[C++ SDK] Double free failure with ON_ClassArray


(Menno Deij - van Rijswijk) #1

It took me some time to figure out what was going on, but I think I have run into a double free error with the code below.

ON_NurbsSurface* m_pSurf; // is a member variable
ON_Plane p; // defined elsewhere
ON_ClassArray<ON_SSX_EVENT> srfXPlane;
int n = m_pSurf->IntersectPlane(p.plane_equation, srfXPlane);
	
for (int i = 0; i < n; ++i)
{
	ON_SSX_EVENT ev = srfXPlane[i]; 
	if (ev->IsCurveEvent())
	{
		ON_Curve* crv = ev->m_curve3d;
		// do stuff with curve
	}		
}			
// when this goes out of scope I get an exception.

Then, on a hunch, I modified it to:

ON_ClassArray<ON_SSX_EVENT> srfXPlane;
int n = m_pSurf->IntersectPlane(p.plane_equation, srfXPlane);
	
for (int i = 0; i < n; ++i)
{
	ON_SSX_EVENT* ev = srfXPlane.At(i); // don't use [i] indexing operator, this will incur a double free error
	if (ev->IsCurveEvent())
	{
		ON_Curve* crv = ev->m_curve3d;
                // do stuff with curve
	}		
}		

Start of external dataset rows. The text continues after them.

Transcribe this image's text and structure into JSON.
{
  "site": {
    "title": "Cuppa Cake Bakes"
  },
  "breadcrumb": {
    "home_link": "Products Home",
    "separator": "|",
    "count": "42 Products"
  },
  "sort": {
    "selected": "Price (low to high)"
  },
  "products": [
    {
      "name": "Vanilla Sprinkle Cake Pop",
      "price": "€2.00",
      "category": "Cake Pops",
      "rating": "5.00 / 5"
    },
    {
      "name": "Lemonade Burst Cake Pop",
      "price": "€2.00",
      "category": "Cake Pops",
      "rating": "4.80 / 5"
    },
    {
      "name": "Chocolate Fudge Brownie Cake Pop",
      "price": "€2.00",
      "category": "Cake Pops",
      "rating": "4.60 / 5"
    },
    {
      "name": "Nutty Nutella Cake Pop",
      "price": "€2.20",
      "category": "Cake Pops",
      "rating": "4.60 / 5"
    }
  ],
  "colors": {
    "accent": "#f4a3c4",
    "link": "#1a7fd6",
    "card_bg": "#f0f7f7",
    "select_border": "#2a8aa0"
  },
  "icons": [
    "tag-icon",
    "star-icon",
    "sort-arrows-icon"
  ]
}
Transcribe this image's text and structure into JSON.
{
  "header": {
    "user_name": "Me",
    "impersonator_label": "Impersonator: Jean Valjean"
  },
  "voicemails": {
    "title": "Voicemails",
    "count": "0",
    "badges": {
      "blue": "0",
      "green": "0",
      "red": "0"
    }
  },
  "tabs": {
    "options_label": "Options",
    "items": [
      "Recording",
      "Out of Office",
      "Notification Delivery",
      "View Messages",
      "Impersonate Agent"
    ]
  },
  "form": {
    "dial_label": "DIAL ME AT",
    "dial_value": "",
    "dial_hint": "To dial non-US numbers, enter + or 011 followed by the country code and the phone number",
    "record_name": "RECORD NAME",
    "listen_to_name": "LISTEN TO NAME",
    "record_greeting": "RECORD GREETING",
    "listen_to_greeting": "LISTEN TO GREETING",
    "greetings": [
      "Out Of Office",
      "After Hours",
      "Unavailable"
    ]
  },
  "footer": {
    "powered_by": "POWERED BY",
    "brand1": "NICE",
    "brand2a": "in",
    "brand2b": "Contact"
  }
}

Using the At(index) function (which returns a pointer instead of a copy) the exception went away.

Can you confirm that this is the case?
What is the difference between ON_ClassArray and ON_SimpleArray?

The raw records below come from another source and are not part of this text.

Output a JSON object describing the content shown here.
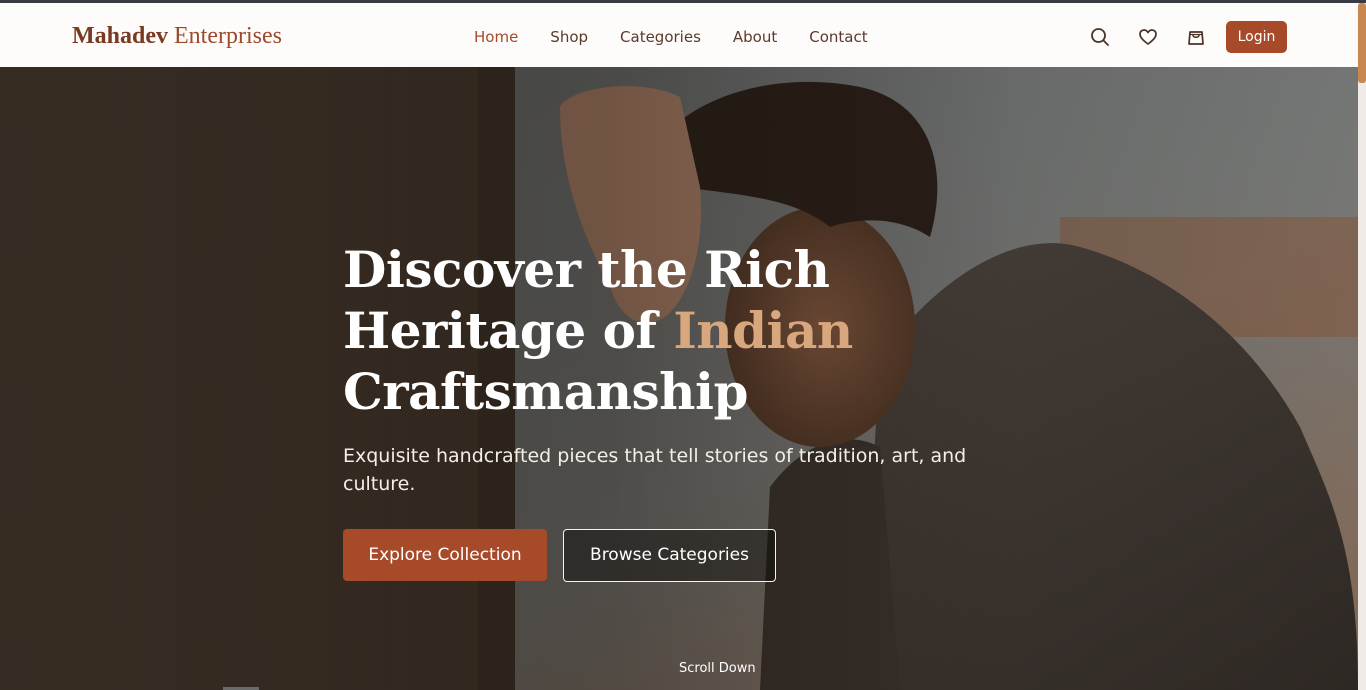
{
  "brand": {
    "name_bold": "Mahadev",
    "name_light": "Enterprises"
  },
  "nav": {
    "items": [
      {
        "label": "Home",
        "active": true
      },
      {
        "label": "Shop",
        "active": false
      },
      {
        "label": "Categories",
        "active": false
      },
      {
        "label": "About",
        "active": false
      },
      {
        "label": "Contact",
        "active": false
      }
    ],
    "icons": [
      "search-icon",
      "heart-icon",
      "shopping-bag-icon"
    ],
    "login_label": "Login"
  },
  "hero": {
    "title_line1": "Discover the Rich",
    "title_line2_prefix": "Heritage of ",
    "title_line2_accent": "Indian",
    "title_line3": "Craftsmanship",
    "subtitle": "Exquisite handcrafted pieces that tell stories of tradition, art, and culture.",
    "primary_button": "Explore Collection",
    "secondary_button": "Browse Categories",
    "scroll_label": "Scroll Down"
  },
  "colors": {
    "accent": "#a64a2a",
    "accent_text": "#d8a77e",
    "nav_text": "#5b3a2c"
  }
}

(Andrew le Bihan) #2

The problem is that ON_SSX_EVENT does not properly implement copying. You can see this from the class definition. There is no operator=, no copy constructor - and there are pointer members that are deleted in the destructor.

So the problem is not with ON_ClassArray - it is that you are copying the ON_SSX_EVENT object.

The correct code would replace this line:

ON_SSX_EVENT ev = srfXPlane[i];

with this:

const ON_SSX_EVENT& ev = srfXPlane[i];


(Andrew le Bihan) #3

The difference between ON_SimpleArray and ON_ClassArray is noted in the header:

////////////////////////////////////////////////////////////////
//
// The ON_ClassArray<> template is designed to be used with
// classes that require non-trivial construction or destruction.
// Any class used with the ON_ClassArray<> template must have a
// robust operator=().
//
// By default, ON_ClassArray<> uses onrealloc() to manage
// the dynamic array memory. If you want to use something
// besides onrealloc() to manage the array memory, then override
// ON_ClassArray::Realloc(). In practice this means that if your
// class has members with back-pointers, then you cannot use
// it in the defaule ON_ClassArray. See ON_ObjectArray
// for an example.


(Menno Deij - van Rijswijk) #4

Ah, thanks for explaining this. My C++ skills are a bit rusty :smile:


(Steve Baer) #5

I added a bugtrack issue for this since we shouldn’t allow this to happen
http://mcneel.myjetbrains.com/youtrack/issue/RH-25052